# WORK TO COMPLETE:
Where a line in the records below includes "icon", pull that line out.

Segment Start: RECORD EXTRACTS

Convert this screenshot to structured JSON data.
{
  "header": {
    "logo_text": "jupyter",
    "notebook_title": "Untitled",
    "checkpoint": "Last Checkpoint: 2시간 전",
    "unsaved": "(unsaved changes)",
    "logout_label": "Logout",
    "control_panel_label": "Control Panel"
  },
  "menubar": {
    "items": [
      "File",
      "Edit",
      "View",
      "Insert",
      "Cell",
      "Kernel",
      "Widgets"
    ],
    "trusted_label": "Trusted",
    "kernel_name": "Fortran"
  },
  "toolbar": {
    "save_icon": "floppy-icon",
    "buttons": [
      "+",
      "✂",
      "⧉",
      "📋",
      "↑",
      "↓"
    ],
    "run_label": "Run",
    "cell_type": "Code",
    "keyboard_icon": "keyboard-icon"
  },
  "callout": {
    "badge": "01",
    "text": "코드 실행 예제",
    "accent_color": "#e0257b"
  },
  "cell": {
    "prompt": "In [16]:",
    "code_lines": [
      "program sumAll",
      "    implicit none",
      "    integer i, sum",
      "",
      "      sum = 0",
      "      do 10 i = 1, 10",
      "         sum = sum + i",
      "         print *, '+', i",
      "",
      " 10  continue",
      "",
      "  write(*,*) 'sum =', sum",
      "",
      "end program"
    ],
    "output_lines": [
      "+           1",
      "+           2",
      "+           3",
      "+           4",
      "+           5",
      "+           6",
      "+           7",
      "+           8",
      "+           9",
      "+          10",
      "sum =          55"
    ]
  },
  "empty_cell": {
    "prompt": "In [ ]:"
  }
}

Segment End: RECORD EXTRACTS

# OUTPUT FOR THIS TASK:
    "save_icon": "floppy-icon",
    "keyboard_icon": "keyboard-icon"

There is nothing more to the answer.